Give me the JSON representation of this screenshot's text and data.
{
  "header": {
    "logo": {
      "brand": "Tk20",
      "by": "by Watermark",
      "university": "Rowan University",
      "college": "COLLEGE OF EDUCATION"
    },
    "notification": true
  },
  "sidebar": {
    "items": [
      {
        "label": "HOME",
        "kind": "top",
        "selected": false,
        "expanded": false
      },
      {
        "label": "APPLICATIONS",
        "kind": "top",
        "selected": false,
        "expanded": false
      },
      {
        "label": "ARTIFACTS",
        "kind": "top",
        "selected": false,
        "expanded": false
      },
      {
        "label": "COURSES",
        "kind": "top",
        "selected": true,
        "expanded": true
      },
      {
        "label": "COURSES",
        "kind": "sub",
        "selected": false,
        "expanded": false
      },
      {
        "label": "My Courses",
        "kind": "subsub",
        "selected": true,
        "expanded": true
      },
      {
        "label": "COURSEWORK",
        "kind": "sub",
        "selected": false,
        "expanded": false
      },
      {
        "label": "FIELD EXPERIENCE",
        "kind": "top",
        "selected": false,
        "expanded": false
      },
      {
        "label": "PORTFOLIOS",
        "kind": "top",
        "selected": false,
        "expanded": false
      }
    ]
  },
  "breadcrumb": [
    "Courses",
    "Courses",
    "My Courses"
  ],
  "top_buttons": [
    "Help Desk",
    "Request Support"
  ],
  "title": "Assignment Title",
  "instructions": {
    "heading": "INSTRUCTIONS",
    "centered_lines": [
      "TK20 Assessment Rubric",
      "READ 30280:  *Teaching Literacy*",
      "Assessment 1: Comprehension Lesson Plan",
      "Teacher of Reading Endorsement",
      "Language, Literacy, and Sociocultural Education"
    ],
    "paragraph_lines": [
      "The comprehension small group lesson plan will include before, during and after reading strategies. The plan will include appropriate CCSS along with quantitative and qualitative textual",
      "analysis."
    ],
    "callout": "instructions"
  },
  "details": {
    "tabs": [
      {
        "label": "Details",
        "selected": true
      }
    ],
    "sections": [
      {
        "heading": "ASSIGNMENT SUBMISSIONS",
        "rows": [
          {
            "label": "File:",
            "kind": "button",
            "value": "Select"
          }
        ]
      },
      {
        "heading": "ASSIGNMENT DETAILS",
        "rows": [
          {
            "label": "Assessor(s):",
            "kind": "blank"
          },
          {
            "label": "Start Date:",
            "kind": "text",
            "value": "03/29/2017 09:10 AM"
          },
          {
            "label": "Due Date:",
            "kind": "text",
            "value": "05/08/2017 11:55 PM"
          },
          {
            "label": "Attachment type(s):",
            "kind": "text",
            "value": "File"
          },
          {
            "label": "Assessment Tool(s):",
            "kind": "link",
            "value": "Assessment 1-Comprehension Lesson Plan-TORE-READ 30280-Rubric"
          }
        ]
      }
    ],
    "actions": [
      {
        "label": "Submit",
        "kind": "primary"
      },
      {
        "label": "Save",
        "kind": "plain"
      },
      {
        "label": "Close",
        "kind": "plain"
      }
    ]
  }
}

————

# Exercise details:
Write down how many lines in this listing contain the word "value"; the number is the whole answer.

# Completed exercise:
5